The Byford file Featured

8:00pm EDT October 26, 2008

Born: London, England

Education: Cambridge University, M.A., engineering

First professional job: Engineer in the research organization of the British Broadcasting Corporation

What has been your greatest business lesson?

I’ve never seen or been involved with a business that gets off the ground and up and running without hitting any roadblocks along the way. So, being willing to bounce back up again even under difficult circumstances and to convey that to the organization because the organization often knows when things aren’t going so well. So, being able to have that confidence and persistence and convey it to the organization is important.

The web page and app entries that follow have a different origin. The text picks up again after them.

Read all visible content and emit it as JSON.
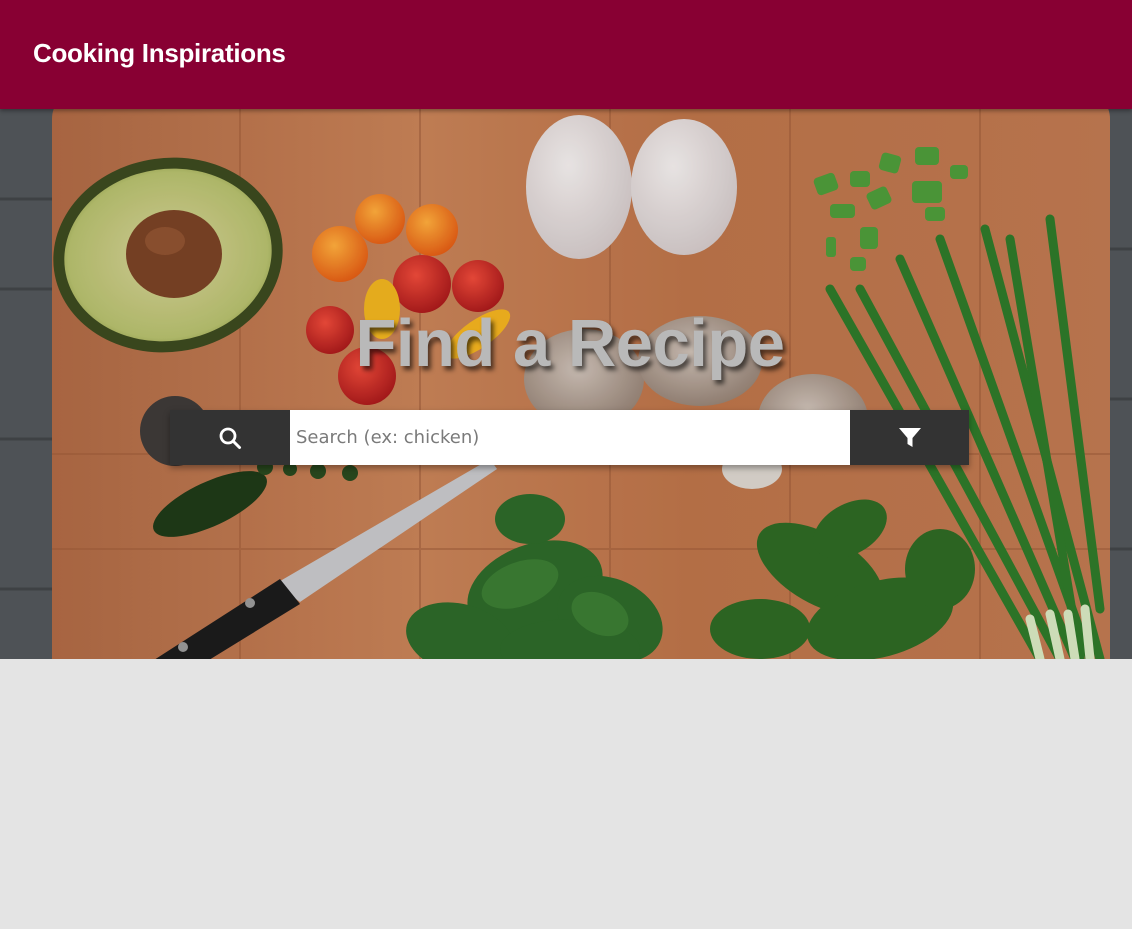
{
  "header": {
    "title": "Cooking Inspirations",
    "background_color": "#880033"
  },
  "hero": {
    "title": "Find a Recipe",
    "background_image": "cutting board with avocado, tomatoes, eggs, mushrooms, knife, spinach, green onions"
  },
  "search": {
    "placeholder": "Search (ex: chicken)",
    "value": "",
    "search_icon": "search-icon",
    "filter_icon": "filter-icon",
    "button_color": "#333333"
  },
  "page": {
    "background_color": "#e4e4e4"
  }
}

The second one is make decisions. Then, if you look back on them, you want to look back on them to learn from them. No second-guessing. If things change, make a new decision and move on. But, sitting around making no decision is very bad. Spending all your time second-guessing yourself is equally as bad.

Byford on communication: There are very complex decisions that we make as a business. Somehow or another, you have to figure out how to get those decisions or those directions into a set of words that almost everybody, at least in the business, can get their arms around, so they can understand.

Then you need to make sure you are communicating those decisions, those directions, to the organization pretty much relentlessly. If you believe saying it once and walking away from it will do it, that’s a blunder.

Finding ways to get the message out enough times can be a real challenge, and it’s difficult to follow up on.

What Vocollect does: Vocollect supplies equipment and solutions that allow employees at warehouses and other distribution facilities to get voice-directed instructions from a central control. Each employee wears a headset that instructs him or her on what products to pull and where to take them next. When the employees are done with the task, they are assigned a new one via a voice over the headset. The headsets and voice instructions cut training time and increase productivity.